-- Record extracts follows --

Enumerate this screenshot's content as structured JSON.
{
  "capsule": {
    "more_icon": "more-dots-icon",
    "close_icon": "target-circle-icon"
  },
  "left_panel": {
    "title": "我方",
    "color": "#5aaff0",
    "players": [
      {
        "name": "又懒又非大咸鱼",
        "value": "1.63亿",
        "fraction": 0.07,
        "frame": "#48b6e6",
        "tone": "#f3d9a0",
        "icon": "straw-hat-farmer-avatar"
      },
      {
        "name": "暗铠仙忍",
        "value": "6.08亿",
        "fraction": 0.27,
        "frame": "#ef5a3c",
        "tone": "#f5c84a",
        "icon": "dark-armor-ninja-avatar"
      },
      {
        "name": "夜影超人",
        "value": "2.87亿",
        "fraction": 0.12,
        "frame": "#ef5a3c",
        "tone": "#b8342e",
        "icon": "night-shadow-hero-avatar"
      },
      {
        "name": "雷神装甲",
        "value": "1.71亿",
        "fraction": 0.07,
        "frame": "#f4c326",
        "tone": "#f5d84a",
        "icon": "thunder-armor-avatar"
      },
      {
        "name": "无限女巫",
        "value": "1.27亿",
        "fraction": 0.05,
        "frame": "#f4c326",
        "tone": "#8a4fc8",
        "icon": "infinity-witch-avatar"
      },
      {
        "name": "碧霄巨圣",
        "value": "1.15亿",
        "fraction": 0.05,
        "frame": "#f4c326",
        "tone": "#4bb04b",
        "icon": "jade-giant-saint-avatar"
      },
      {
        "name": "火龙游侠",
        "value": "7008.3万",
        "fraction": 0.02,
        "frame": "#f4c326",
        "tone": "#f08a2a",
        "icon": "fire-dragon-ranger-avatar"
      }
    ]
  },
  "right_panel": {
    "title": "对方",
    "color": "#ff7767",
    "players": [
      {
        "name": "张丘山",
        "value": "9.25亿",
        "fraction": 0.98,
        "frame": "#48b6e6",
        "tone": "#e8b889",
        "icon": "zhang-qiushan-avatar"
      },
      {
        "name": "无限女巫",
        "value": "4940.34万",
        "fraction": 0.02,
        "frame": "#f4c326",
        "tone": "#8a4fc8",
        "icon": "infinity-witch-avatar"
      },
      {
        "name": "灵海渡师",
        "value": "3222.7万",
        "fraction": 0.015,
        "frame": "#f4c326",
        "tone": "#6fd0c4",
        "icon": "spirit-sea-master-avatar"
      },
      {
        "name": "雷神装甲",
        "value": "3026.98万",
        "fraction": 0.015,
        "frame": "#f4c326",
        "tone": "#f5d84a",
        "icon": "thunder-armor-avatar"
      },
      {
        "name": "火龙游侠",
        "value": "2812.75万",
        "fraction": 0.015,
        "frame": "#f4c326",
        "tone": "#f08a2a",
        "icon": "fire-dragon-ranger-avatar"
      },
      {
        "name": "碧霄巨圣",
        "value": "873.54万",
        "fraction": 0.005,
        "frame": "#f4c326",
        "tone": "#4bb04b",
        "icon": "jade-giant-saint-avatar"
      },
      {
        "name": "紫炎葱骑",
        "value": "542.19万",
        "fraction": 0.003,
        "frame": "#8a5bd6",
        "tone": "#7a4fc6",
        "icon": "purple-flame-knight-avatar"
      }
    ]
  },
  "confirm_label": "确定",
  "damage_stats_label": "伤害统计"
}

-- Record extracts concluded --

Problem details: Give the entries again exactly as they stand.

Exercise answer:
Enumerate this screenshot's content as structured JSON.
{
  "capsule": {
    "more_icon": "more-dots-icon",
    "close_icon": "target-circle-icon"
  },
  "left_panel": {
    "title": "我方",
    "color": "#5aaff0",
    "players": [
      {
        "name": "又懒又非大咸鱼",
        "value": "1.63亿",
        "fraction": 0.07,
        "frame": "#48b6e6",
        "tone": "#f3d9a0",
        "icon": "straw-hat-farmer-avatar"
      },
      {
        "name": "暗铠仙忍",
        "value": "6.08亿",
        "fraction": 0.27,
        "frame": "#ef5a3c",
        "tone": "#f5c84a",
        "icon": "dark-armor-ninja-avatar"
      },
      {
        "name": "夜影超人",
        "value": "2.87亿",
        "fraction": 0.12,
        "frame": "#ef5a3c",
        "tone": "#b8342e",
        "icon": "night-shadow-hero-avatar"
      },
      {
        "name": "雷神装甲",
        "value": "1.71亿",
        "fraction": 0.07,
        "frame": "#f4c326",
        "tone": "#f5d84a",
        "icon": "thunder-armor-avatar"
      },
      {
        "name": "无限女巫",
        "value": "1.27亿",
        "fraction": 0.05,
        "frame": "#f4c326",
        "tone": "#8a4fc8",
        "icon": "infinity-witch-avatar"
      },
      {
        "name": "碧霄巨圣",
        "value": "1.15亿",
        "fraction": 0.05,
        "frame": "#f4c326",
        "tone": "#4bb04b",
        "icon": "jade-giant-saint-avatar"
      },
      {
        "name": "火龙游侠",
        "value": "7008.3万",
        "fraction": 0.02,
        "frame": "#f4c326",
        "tone": "#f08a2a",
        "icon": "fire-dragon-ranger-avatar"
      }
    ]
  },
  "right_panel": {
    "title": "对方",
    "color": "#ff7767",
    "players": [
      {
        "name": "张丘山",
        "value": "9.25亿",
        "fraction": 0.98,
        "frame": "#48b6e6",
        "tone": "#e8b889",
        "icon": "zhang-qiushan-avatar"
      },
      {
        "name": "无限女巫",
        "value": "4940.34万",
        "fraction": 0.02,
        "frame": "#f4c326",
        "tone": "#8a4fc8",
        "icon": "infinity-witch-avatar"
      },
      {
        "name": "灵海渡师",
        "value": "3222.7万",
        "fraction": 0.015,
        "frame": "#f4c326",
        "tone": "#6fd0c4",
        "icon": "spirit-sea-master-avatar"
      },
      {
        "name": "雷神装甲",
        "value": "3026.98万",
        "fraction": 0.015,
        "frame": "#f4c326",
        "tone": "#f5d84a",
        "icon": "thunder-armor-avatar"
      },
      {
        "name": "火龙游侠",
        "value": "2812.75万",
        "fraction": 0.015,
        "frame": "#f4c326",
        "tone": "#f08a2a",
        "icon": "fire-dragon-ranger-avatar"
      },
      {
        "name": "碧霄巨圣",
        "value": "873.54万",
        "fraction": 0.005,
        "frame": "#f4c326",
        "tone": "#4bb04b",
        "icon": "jade-giant-saint-avatar"
      },
      {
        "name": "紫炎葱骑",
        "value": "542.19万",
        "fraction": 0.003,
        "frame": "#8a5bd6",
        "tone": "#7a4fc6",
        "icon": "purple-flame-knight-avatar"
      }
    ]
  },
  "confirm_label": "确定",
  "damage_stats_label": "伤害统计"
}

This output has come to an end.